Over the 15-plus years that I have been privileged to write this legal column, and the 25 years I hosted a legal call-in radio show, one of the most persistent problems I’ve heard about from the public involves home-construction and home-repair contracts. A contractor has not done what he has agreed to do, and inevitably the contractor is ahead on the money side of the equation—he has been paid before he is through.
It cannot be emphasized enough how important it is to learn about any contractor you consider hiring before he is hired. Many referral companies now tout the contractors on their vetted list, which is a start. Find out who the satisfied customers are, and call a couple of them, especially if you know the recommender personally. If you are dealing with any other local contractor, ask them for references, and be sure you contact the references and ask those questions about the quality of the materials used, the timeliness of service, the competitiveness of the charges and the quality and timeliness of the inevitable follow-up for needed tweaks. Call the Better Business Bureau (the Better Business Bureau of Northwest North Carolina can be reached at 336-725-8348) to check on your contractor, although not everyone who has a complaint registers them with BBB. Another good resource is a Help Line Directory published by Senior Services Inc. (336-724-2040; email@example.com.)
Here is a rule to commit to memory: The most important component of a home construction or home repair contract is the reputation and quality of the provider. All the legal remedies the law provides will not trump the fundamental credibility and experience of the provider. If the provider is an empty bucket in terms of their ability to fix or pay for a botched job, you have not accomplished much.

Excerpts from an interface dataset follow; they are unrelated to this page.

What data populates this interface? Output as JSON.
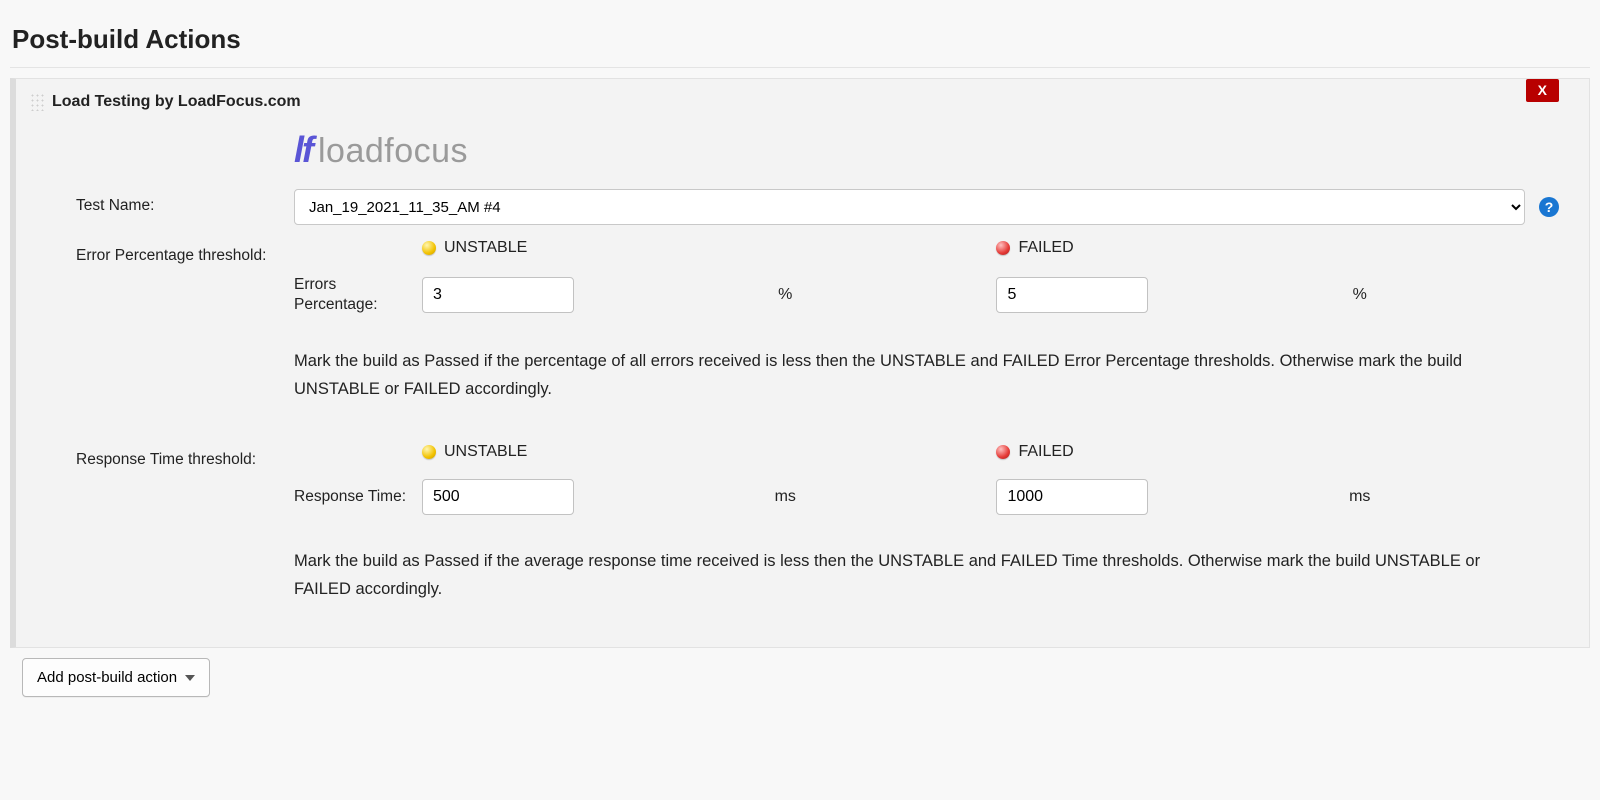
{
  "section_title": "Post-build Actions",
  "block_title": "Load Testing by LoadFocus.com",
  "close_label": "X",
  "logo_prefix": "lf",
  "logo_text": "loadfocus",
  "test_name": {
    "label": "Test Name:",
    "value": "Jan_19_2021_11_35_AM #4"
  },
  "status": {
    "unstable": "UNSTABLE",
    "failed": "FAILED"
  },
  "error_threshold": {
    "label": "Error Percentage threshold:",
    "sublabel": "Errors Percentage:",
    "unstable_value": "3",
    "failed_value": "5",
    "unit": "%",
    "description": "Mark the build as Passed if the percentage of all errors received is less then the UNSTABLE and FAILED Error Percentage thresholds. Otherwise mark the build UNSTABLE or FAILED accordingly."
  },
  "response_threshold": {
    "label": "Response Time threshold:",
    "sublabel": "Response Time:",
    "unstable_value": "500",
    "failed_value": "1000",
    "unit": "ms",
    "description": "Mark the build as Passed if the average response time received is less then the UNSTABLE and FAILED Time thresholds. Otherwise mark the build UNSTABLE or FAILED accordingly."
  },
  "help_tooltip": "?",
  "add_button": "Add post-build action"
}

The best legal problem most people have is the one that never happens. You may end up paying a little more for this credibility and reliability, but it is generally more than worth it.
In a common scenario, the provider says he needs a healthy advance for supplies to get started. The citizen pays the advance, and that is sometimes the last time the provider is seen. Or if the provider does come back, it is only after multiple calls and more.
Unless you are dealing with a well-known provider, and hopefully one with whom you have dealt before, it makes sense to have the provider get started and providing value before you pay the provider a portion of the overall charge. And try to stay ahead on this service and product before payment equation. You want the provider to come back and finish the job, and in a timely fashion. Providers who are owed a good portion of their fee will be back, and in a timely fashion, likely.
There should be a written contract if there are more than a few thousand dollars involved. But either way, the main terms of the contract should be clear: When do you start, when will you be done, when do you receive payment, and what do add-ons and modifications cost?
If you are building a new house or making a significant addition, you probably should have a lawyer review the contract. If you do not know a lawyer, ask an experienced real-estate agent you know for a recommendation.
There are few encounters citizens have with more potential legal problems than home construction and service contracts. Do your homework, and take your time to get it right. When in doubt, talk to your lawyer, or use the N.C. Bar Association’s lawyer referral service to get a 30-minute conference with an experienced lawyer for no more than $50 (800-662-7660).
Remember: An informed choice is a smart choice.
This article was originally posted by the Winston-Salem Journal. To read the original article, click here.